Classical style rhythm is a crucial part of the musical genre known as the Classical period, which covers the late 18th and early 19th centuries. It was a time when composers such as Mozart, Haydn, and Beethoven sought to create music that was clear, balanced, and harmonious. The composition of rhythm in the Classical period is characterized by several key features.
One of the primary features of classical style rhythm is its light texture. This means that the music is often written to be transparent, with individual notes standing out rather than being buried in complex counterpoint or thick harmonies. As a result, the listener can appreciate the melody and harmonic structure more easily.
Another defining characteristic of classical style rhythm is frequent cadences. These are moments in a piece of music where a phrase or musical idea comes to a close. Classical composers often used cadences to mark the end of a section, such as the end of a repeated theme, and to signal the start of a new one. These cadences provide a sense of balance and structure to the music.
Heavily ornamented melody is another defining feature of classical style rhythm. Composers frequently used trills, appoggiaturas, and other embellishments to decorate melodic lines, giving them greater complexity and interest. These ornaments were often carefully graded by the composer, with some appearing frequently to build excitement and others used sparingly for maximum impact.
Finally, harmony in classical style rhythm was often simple and straightforward. Composers used basic chord progressions and clear tonal centers to create music that was easy to follow and to which the listener could connect. This simplicity of harmony allowed the composer to focus on other aspects of the music, such as melody and texture, while still providing a strong musical foundation.
Classical style rhythm is characterized by light texture, frequent cadences, heavily ornamented melody, and simple harmony. These features, along with others, helped make the music of the Classical period a favorite of audiences for centuries to come and cemented its place in our musical heritage.
What is the primary characteristic of Beethoven’s music?
Ludwig van Beethoven was a German composer and pianist who is widely regarded as one of the most prominent and influential composers in the Western classical music tradition. He was born in Bonn, Germany in 1770, and lived until 1827. Throughout his lifetime, Beethoven produced a significant body of work that includes nine symphonies, thirty-two piano sonatas, five piano concertos, and a range of chamber music, vocal works, and choral compositions.
One of the most notable characteristics of Beethoven’s music is its emotional depth and expressiveness. In many of his works, Beethoven conveys a sense of intense emotional turmoil, often using unconventional harmony, dissonance, and rhythmic devices to create tension and drama. He was one of the earliest composers to embrace the Romantic movement, which emphasized individual expression and subjective emotion in art.

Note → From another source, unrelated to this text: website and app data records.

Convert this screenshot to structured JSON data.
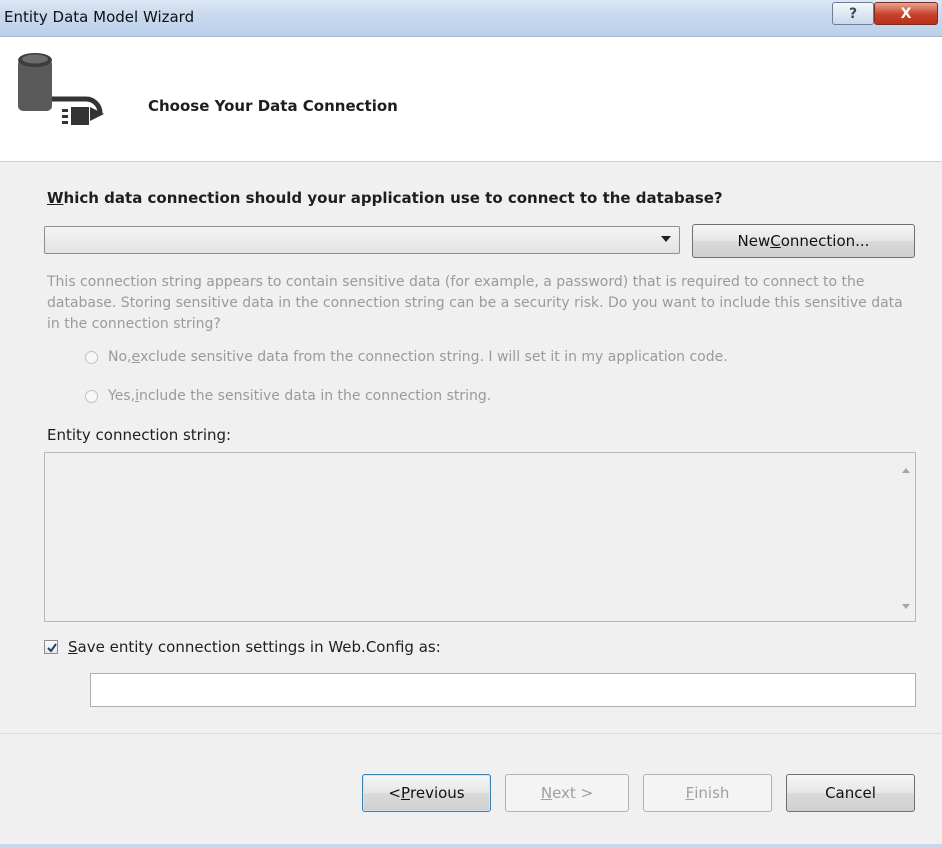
{
  "window": {
    "title": "Entity Data Model Wizard",
    "help_glyph": "?",
    "close_glyph": "X"
  },
  "header": {
    "heading": "Choose Your Data Connection",
    "icon": "database-plug-icon"
  },
  "connection": {
    "question_first_letter": "W",
    "question_rest": "hich data connection should your application use to connect to the database?",
    "selected_value": "",
    "new_connection_prefix": "New ",
    "new_connection_mnemonic": "C",
    "new_connection_suffix": "onnection..."
  },
  "sensitive": {
    "message": "This connection string appears to contain sensitive data (for example, a password) that is required to connect to the database. Storing sensitive data in the connection string can be a security risk. Do you want to include this sensitive data in the connection string?",
    "option_no_prefix": "No, ",
    "option_no_mnemonic": "e",
    "option_no_suffix": "xclude sensitive data from the connection string. I will set it in my application code.",
    "option_yes_prefix": "Yes, ",
    "option_yes_mnemonic": "i",
    "option_yes_suffix": "nclude the sensitive data in the connection string."
  },
  "entity_connection": {
    "label": "Entity connection string:",
    "value": ""
  },
  "save_settings": {
    "checked": true,
    "label_mnemonic": "S",
    "label_rest": "ave entity connection settings in Web.Config as:",
    "value": ""
  },
  "footer": {
    "previous_prefix": "< ",
    "previous_mnemonic": "P",
    "previous_suffix": "revious",
    "next_mnemonic": "N",
    "next_suffix": "ext >",
    "finish_mnemonic": "F",
    "finish_suffix": "inish",
    "cancel_label": "Cancel"
  }
}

This is particularly evident in his later works, such as his Ninth Symphony and his late string quartets, which are considered to be some of the most profound and emotionally complex pieces of music ever written.
Another defining characteristic of Beethoven’s music is its formal, harmonic, and structural experimentation. Throughout his career, he pushed the boundaries of traditional musical forms, often using unexpected key changes and chromatic harmonies to create new and innovative sounds. In his late period, Beethoven became increasingly interested in complex counterpoint and chromaticism, as well as in the use of microtonal scales and other unusual tonalities.

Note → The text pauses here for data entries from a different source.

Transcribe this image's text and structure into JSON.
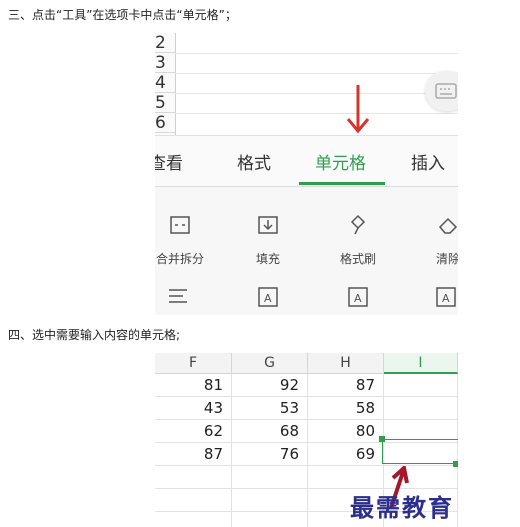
{
  "steps": {
    "step3": "三、点击“工具”在选项卡中点击“单元格”；",
    "step4": "四、选中需要输入内容的单元格;"
  },
  "shot1": {
    "row_numbers": [
      "2",
      "3",
      "4",
      "5",
      "6"
    ],
    "tabs": [
      "查看",
      "格式",
      "单元格",
      "插入"
    ],
    "active_tab": "单元格",
    "tools": [
      {
        "label": "合并拆分",
        "icon": "merge-split-icon"
      },
      {
        "label": "填充",
        "icon": "fill-icon"
      },
      {
        "label": "格式刷",
        "icon": "format-painter-icon"
      },
      {
        "label": "清除",
        "icon": "eraser-icon"
      }
    ],
    "accent_color": "#2e9e4f",
    "arrow_color": "#d9342b"
  },
  "shot2": {
    "columns": [
      "F",
      "G",
      "H",
      "I"
    ],
    "rows": [
      [
        "81",
        "92",
        "87",
        ""
      ],
      [
        "43",
        "53",
        "58",
        ""
      ],
      [
        "62",
        "68",
        "80",
        ""
      ],
      [
        "87",
        "76",
        "69",
        ""
      ]
    ],
    "watermark": "最需教育"
  }
}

Finally, Beethoven’s music is known for its virtuosity and technical difficulty. He was a highly skilled pianist, and many of his piano works are characterized by their challenging technical demands. His orchestral works, too, are often difficult for performers due to the complexity of the orchestration and the unconventional use of instruments.

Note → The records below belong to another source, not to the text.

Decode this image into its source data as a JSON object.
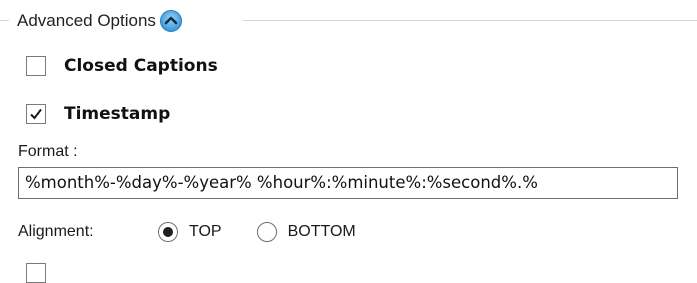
{
  "section": {
    "title": "Advanced Options",
    "collapse_icon": "chevron-up-icon",
    "accent_color": "#4aa3df"
  },
  "closed_captions": {
    "label": "Closed Captions",
    "checked": false
  },
  "timestamp": {
    "label": "Timestamp",
    "checked": true
  },
  "format": {
    "label": "Format :",
    "value": "%month%-%day%-%year% %hour%:%minute%:%second%.%"
  },
  "alignment": {
    "label": "Alignment:",
    "options": [
      {
        "label": "TOP",
        "selected": true
      },
      {
        "label": "BOTTOM",
        "selected": false
      }
    ]
  }
}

Beethoven’S music is characterized by emotional intensity, formal experimentation, and technical virtuosity. His contributions to the development of the classical music tradition cannot be overstated, and his music continues to be celebrated and studied to this day.